Your goal:
I would like each line of the data that holds the word "this" copied out.

Provided data:
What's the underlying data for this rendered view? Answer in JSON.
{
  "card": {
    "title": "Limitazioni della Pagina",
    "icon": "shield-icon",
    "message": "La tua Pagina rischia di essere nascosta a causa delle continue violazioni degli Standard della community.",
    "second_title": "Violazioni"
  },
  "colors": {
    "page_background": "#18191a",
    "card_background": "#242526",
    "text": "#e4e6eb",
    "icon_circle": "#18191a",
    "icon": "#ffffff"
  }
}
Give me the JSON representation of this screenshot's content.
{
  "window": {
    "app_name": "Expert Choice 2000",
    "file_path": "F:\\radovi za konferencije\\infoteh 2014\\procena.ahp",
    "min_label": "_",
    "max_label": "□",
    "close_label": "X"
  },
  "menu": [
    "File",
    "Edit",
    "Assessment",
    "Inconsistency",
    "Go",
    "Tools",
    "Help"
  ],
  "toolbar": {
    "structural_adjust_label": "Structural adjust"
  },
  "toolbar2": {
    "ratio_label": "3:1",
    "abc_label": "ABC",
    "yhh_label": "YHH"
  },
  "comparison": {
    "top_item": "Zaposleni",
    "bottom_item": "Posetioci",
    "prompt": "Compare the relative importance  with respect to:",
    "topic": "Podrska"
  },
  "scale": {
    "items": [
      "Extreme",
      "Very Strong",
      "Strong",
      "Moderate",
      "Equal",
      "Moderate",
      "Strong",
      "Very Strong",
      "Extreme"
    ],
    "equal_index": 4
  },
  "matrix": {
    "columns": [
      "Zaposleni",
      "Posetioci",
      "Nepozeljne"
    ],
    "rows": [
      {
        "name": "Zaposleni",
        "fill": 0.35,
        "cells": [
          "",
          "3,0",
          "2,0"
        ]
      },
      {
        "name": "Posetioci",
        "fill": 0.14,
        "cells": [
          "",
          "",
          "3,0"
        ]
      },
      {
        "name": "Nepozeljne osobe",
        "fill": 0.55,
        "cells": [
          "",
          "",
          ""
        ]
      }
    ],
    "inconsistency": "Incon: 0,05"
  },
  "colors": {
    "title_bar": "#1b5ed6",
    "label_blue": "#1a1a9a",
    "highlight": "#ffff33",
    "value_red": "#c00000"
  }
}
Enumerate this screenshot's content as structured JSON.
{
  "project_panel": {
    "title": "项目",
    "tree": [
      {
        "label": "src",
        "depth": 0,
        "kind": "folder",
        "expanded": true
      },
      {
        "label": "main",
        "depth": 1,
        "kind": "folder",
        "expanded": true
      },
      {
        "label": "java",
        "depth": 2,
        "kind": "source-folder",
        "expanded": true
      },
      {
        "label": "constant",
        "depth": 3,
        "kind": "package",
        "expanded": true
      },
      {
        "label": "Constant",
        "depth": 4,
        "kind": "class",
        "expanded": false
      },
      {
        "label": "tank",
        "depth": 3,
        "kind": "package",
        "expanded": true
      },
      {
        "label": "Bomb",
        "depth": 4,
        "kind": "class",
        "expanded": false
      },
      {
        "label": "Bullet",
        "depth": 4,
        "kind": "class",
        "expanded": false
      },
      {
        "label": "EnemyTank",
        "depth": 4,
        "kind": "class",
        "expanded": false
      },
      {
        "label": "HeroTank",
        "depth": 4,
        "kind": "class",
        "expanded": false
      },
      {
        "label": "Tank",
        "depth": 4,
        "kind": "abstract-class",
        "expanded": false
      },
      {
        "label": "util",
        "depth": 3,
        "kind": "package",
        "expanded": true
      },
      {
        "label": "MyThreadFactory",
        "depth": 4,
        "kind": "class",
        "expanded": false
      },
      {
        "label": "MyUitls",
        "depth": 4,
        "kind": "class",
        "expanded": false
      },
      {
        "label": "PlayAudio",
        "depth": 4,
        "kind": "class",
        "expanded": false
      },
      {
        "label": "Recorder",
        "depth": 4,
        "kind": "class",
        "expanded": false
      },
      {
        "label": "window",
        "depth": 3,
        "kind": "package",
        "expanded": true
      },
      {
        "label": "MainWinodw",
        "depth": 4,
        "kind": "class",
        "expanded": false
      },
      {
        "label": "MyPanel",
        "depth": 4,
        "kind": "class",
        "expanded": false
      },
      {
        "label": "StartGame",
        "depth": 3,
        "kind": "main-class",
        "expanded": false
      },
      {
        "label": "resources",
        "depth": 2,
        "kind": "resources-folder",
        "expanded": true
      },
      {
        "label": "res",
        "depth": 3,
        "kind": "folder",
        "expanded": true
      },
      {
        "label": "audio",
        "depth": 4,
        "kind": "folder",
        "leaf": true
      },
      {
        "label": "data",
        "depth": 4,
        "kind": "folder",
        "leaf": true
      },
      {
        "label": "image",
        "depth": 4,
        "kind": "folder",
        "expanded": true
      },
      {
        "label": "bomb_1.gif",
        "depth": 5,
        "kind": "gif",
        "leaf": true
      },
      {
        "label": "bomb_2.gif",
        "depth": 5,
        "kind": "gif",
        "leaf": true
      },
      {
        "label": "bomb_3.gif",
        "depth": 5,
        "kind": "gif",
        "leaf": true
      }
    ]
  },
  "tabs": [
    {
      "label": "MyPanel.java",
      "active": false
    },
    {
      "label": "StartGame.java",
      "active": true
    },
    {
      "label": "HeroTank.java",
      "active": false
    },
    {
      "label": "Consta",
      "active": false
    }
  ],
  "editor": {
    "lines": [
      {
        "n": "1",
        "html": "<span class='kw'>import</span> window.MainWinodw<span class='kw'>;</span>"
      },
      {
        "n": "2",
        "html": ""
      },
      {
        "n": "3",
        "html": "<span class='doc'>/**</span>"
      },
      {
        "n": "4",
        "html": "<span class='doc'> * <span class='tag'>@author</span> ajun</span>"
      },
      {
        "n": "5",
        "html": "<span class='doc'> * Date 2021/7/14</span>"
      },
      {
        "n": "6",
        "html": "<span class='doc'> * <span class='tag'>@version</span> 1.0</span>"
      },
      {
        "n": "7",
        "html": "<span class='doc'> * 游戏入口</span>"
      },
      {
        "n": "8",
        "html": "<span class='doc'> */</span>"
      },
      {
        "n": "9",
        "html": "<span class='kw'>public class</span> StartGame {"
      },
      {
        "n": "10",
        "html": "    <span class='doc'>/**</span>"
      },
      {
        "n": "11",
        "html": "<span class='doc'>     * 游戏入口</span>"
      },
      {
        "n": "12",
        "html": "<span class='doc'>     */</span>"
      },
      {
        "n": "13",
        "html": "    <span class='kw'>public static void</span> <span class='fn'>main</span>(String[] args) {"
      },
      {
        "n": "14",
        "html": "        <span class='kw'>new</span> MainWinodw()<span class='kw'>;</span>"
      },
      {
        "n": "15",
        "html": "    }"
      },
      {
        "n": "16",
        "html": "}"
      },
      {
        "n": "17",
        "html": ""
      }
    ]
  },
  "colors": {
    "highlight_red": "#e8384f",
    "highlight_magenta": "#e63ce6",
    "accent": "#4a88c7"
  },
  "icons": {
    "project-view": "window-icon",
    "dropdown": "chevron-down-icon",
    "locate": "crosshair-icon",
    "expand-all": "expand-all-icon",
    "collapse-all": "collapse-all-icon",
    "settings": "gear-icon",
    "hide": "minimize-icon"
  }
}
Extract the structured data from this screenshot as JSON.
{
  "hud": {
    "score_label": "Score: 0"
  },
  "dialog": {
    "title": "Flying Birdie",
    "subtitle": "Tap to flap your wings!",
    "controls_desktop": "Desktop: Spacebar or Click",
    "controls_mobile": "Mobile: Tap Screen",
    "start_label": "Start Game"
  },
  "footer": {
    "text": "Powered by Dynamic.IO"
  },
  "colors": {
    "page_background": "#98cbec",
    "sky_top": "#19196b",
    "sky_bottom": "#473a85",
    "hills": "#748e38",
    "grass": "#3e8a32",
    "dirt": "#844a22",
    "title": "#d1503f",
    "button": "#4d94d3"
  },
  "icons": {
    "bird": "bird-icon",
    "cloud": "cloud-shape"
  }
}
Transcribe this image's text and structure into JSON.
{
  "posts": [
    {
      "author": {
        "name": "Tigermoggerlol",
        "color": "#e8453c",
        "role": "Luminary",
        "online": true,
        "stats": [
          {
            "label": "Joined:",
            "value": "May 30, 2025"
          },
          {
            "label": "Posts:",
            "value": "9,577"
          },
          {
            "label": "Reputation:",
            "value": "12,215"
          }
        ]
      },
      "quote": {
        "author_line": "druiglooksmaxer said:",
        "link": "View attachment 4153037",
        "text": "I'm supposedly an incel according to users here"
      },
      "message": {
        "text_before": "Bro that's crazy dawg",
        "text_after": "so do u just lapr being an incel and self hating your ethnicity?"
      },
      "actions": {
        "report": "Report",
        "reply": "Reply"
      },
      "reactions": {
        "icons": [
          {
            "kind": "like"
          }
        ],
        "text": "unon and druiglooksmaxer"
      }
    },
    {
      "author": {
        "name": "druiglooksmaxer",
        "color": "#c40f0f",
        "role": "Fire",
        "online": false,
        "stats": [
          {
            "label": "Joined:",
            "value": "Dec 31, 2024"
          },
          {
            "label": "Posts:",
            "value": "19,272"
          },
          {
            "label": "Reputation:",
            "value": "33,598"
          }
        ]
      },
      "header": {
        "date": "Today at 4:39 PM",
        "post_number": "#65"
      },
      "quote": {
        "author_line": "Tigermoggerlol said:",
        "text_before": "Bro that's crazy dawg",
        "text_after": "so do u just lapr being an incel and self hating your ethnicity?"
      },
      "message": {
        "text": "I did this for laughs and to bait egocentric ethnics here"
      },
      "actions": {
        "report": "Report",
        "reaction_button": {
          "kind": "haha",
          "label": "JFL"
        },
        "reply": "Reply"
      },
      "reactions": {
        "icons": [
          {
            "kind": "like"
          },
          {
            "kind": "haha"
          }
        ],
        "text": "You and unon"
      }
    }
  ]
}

Written answer:
What's the underlying data for this rendered view? Answer in JSON.
Give me the JSON representation of this screenshot's content.
Enumerate this screenshot's content as structured JSON.
Extract the structured data from this screenshot as JSON.
Transcribe this image's text and structure into JSON.
        "text": "I did this for laughs and to bait egocentric ethnics here"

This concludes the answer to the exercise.